Do you ever want to just totally disassociate yourself from the conversation? Do you feel like that's something that you would even be able to do at this point?

I definitely think it's something I can do, and yes, I'm happy to have the conversation insofar as it then becomes a useful way to look at the problem for other people. But I also feel that I do have the power to escape it, I do have the power to listen to music or go to the museum or read a book and undergo that submission.

I went to the Chicago Art Institute the other day and I sort of jogged through the Picasso rooms. I was on my way to look at a special exhibition of Dalí's work there. I walked through Dalí and I just couldn't escape the conversation while I was in that room, about history, about biography. I left, and I went and wandered around a bunch of other galleries and was able to move from this more determined conversation into that more porous, submissive, transported kind of experience that real looking actually involves.

I always think about this book by Lawrence Weschler about the minimalist artist Robert Irwin.
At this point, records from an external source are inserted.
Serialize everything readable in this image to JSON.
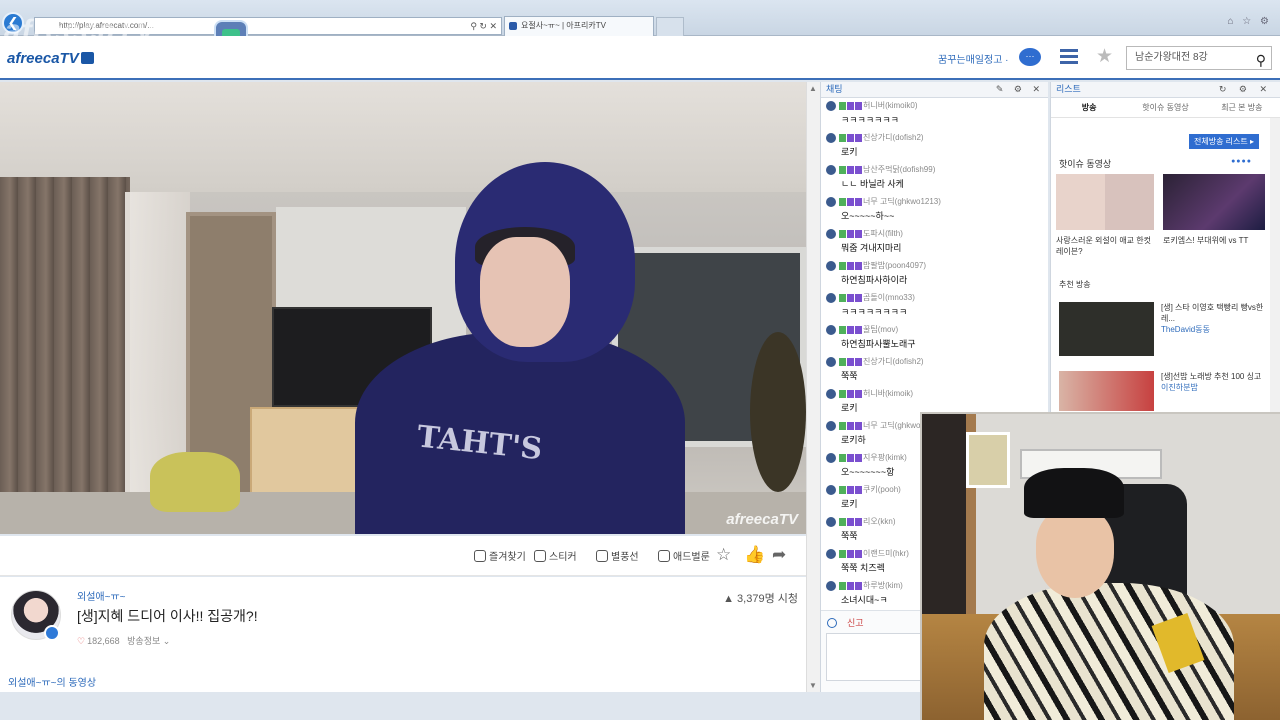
{
  "browser": {
    "url": "http://play.afreecatv.com/...",
    "tab_title": "요절사~ㅠ~ | 아프리카TV",
    "watermark": "afreecaTV"
  },
  "header": {
    "logo": "afreecaTV",
    "user_menu": "꿈꾸는매일정고 ·",
    "chat_icon": "···",
    "search_value": "남순가왕대전 8강"
  },
  "video": {
    "watermark": "afreecaTV",
    "print_text": "TAHT'S"
  },
  "toolbar": {
    "bookmark": "즐겨찾기",
    "sticker": "스티커",
    "balloon": "별풍선",
    "adballoon": "애드벌룬",
    "up_icon": "추천",
    "thumbs_icon": "좋아요",
    "share_icon": "공유"
  },
  "broadcast": {
    "streamer_name": "외설애~ㅠ~",
    "title": "[생]지혜 드디어 이사!! 집공개?!",
    "likes": "182,668",
    "meta_extra": "방송정보 ⌄",
    "viewers": "3,379명 시청",
    "vod_label": "외설애~ㅠ~의 동영상"
  },
  "chat": {
    "header": "채팅",
    "messages": [
      {
        "nick": "허니버(kimoik0)",
        "text": "ㅋㅋㅋㅋㅋㅋㅋ"
      },
      {
        "nick": "진상가디(dofish2)",
        "text": "로키"
      },
      {
        "nick": "남산주먹닭(dofish99)",
        "text": "ㄴㄴ 바닐라 사케"
      },
      {
        "nick": "너무 고딕(ghkwo1213)",
        "text": "오~~~~~하~~"
      },
      {
        "nick": "도파시(filth)",
        "text": "뭐줌 겨내지마리"
      },
      {
        "nick": "밥팔밥(poon4097)",
        "text": "하연침파사하이라"
      },
      {
        "nick": "곰돌이(mno33)",
        "text": "ㅋㅋㅋㅋㅋㅋㅋㅋ"
      },
      {
        "nick": "꿀팁(mov)",
        "text": "하연침파사뿔노래구"
      },
      {
        "nick": "진상가디(dofish2)",
        "text": "쭉쭉"
      },
      {
        "nick": "허니바(kimoik)",
        "text": "로키"
      },
      {
        "nick": "너무 고딕(ghkwo)",
        "text": "로키하"
      },
      {
        "nick": "지우팡(kimk)",
        "text": "오~~~~~~~항"
      },
      {
        "nick": "쿠키(pooh)",
        "text": "로키"
      },
      {
        "nick": "리오(kkn)",
        "text": "쭉쭉"
      },
      {
        "nick": "이랜드미(hkr)",
        "text": "쭉쭉 치즈렉"
      },
      {
        "nick": "하루방(kim)",
        "text": "소녀시대~ㅋ"
      }
    ],
    "input_label": "신고"
  },
  "list_panel": {
    "header": "리스트",
    "tabs": [
      "방송",
      "핫이슈 동영상",
      "최근 본 방송"
    ],
    "all_list_button": "전체방송 리스트 ▸",
    "hot_title": "핫이슈 동영상",
    "hot_dots": "●●●●",
    "hot_items": [
      {
        "caption": "사랑스러운 외설이 애교 한컷 레이븐?"
      },
      {
        "caption": "로키엠스! 부대위에 vs TT"
      }
    ],
    "rec_title": "추천 방송",
    "rec_items": [
      {
        "title": "[생] 스타 이영호 택빵리 빵vs한레...",
        "sub": "TheDavid동동"
      },
      {
        "title": "[생]선밥 노래방 추천 100 싱고",
        "sub": "이진하분밥"
      }
    ]
  }
}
The title of the book is something Irwin once said, which is “Seeing Is Forgetting the Name of the Thing One Sees.” I feel like that's so much the ideal state. I think that doesn't mean we ignore the biography, I think that it's okay to have a complicated seeing. I think it's okay to know, I think it's good to listen to people when they say something awful has happened, and then also, it's good to try to really apprehend the work as it is.

As an artist yourself, there is that chapter called “Am I A Monster?” I'm curious why you wanted to interrogate your own monstrosity.
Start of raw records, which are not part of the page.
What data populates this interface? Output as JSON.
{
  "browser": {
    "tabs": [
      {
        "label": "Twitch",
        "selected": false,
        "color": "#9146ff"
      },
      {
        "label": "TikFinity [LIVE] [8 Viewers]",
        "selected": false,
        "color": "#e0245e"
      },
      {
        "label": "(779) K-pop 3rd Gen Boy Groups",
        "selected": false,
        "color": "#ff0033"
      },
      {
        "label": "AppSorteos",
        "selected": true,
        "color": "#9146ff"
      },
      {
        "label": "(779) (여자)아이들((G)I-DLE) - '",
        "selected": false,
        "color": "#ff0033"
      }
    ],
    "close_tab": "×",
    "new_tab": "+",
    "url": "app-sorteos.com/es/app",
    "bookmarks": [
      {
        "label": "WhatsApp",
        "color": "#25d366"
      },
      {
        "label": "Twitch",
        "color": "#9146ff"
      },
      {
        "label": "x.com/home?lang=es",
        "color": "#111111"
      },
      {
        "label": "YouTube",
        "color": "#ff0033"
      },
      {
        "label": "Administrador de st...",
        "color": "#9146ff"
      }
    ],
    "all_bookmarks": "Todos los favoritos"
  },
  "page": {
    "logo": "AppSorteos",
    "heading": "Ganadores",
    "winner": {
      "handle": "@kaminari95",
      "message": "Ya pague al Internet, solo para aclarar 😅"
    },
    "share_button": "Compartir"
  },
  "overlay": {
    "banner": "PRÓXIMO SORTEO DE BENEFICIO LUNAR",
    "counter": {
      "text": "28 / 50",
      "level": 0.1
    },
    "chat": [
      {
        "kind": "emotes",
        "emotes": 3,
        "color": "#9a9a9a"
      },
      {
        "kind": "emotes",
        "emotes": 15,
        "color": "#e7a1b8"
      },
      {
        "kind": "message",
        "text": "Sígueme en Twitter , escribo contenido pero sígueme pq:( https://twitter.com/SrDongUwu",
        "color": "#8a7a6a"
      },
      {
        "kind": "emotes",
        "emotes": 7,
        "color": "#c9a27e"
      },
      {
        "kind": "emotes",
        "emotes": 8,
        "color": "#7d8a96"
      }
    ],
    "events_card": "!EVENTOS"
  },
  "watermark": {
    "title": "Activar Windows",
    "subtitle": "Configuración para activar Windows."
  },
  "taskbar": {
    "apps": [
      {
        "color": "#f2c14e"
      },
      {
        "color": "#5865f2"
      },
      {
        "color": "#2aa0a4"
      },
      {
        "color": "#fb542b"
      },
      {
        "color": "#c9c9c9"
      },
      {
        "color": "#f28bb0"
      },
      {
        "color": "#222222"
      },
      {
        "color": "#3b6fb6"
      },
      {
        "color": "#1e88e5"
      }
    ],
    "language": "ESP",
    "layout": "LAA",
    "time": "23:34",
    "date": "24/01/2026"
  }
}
I'm going to say an absolute thing, which is very unlike me, but I don't think that you can be a good memoirist and not self-indict. I think that if you're writing about something, or looking at a topic as a memoirist, you have to turn the pointing finger back at yourself. It was a very natural place for me to go as somebody who’s written a memoir. I would say that there's a couple intellectual and political projects in the book, and one of them is to subvert the idea of critical authority and carry a banner for subjectivity, to carry a banner for the idea that we're all writing out of our own subjectivity. It was really important for me that the book reflect that subjectivity in its form, in its structure. I wanted to reinforce that idea in the way the book itself was made, and so that was one of the other reasons I came back to “Am I A Monster?”
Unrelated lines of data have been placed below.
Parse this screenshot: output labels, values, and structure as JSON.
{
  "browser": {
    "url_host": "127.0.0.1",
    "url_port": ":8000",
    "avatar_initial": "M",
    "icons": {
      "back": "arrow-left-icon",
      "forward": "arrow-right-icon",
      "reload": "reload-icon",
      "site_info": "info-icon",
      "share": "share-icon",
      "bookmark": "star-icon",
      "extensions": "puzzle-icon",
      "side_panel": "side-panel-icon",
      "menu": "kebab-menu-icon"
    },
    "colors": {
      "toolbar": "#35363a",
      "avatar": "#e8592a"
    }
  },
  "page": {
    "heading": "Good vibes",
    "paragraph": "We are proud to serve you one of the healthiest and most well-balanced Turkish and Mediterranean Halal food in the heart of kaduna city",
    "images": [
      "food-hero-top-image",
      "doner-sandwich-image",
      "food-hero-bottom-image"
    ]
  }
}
The fact that so many people asked: “Can I still listen to Bowie?” really stuck with me. Can you talk about the role of the fan who gets something so visceral out of someone’s art?

I think he does feel so important in terms of that mysterious thing that happens when you're very young, where music simultaneously makes you more your individual self, and also makes you part of a group, whether real or imagined. It's this simultaneous affirmation of your solo identity, and then a belonging to this race of aliens that he seems to belong to. He really captures that, and I think that's why he feels so important to people.

Something about those synapses firing when you're young makes it so much harder to let go of something that you deeply love and feel seen by.

It's interesting to think about this idea that maybe we let go of those things when we're older because we're just hanging onto nostalgia. At the same time, maybe the young have a different responsibility, because they are in the throes of this often very painful identity formation, and they need the help of art. They feel things so deeply; they need art, in a way that honestly I feel is a model for how I want my relationship to art to be, because they are undergoing that submission that Shirley Hazzard's talking about. And to me, that's a dream to be in that state. When I find myself in that state as a middle-aged person, I'm thrilled.

This interview has been edited and condensed for clarity.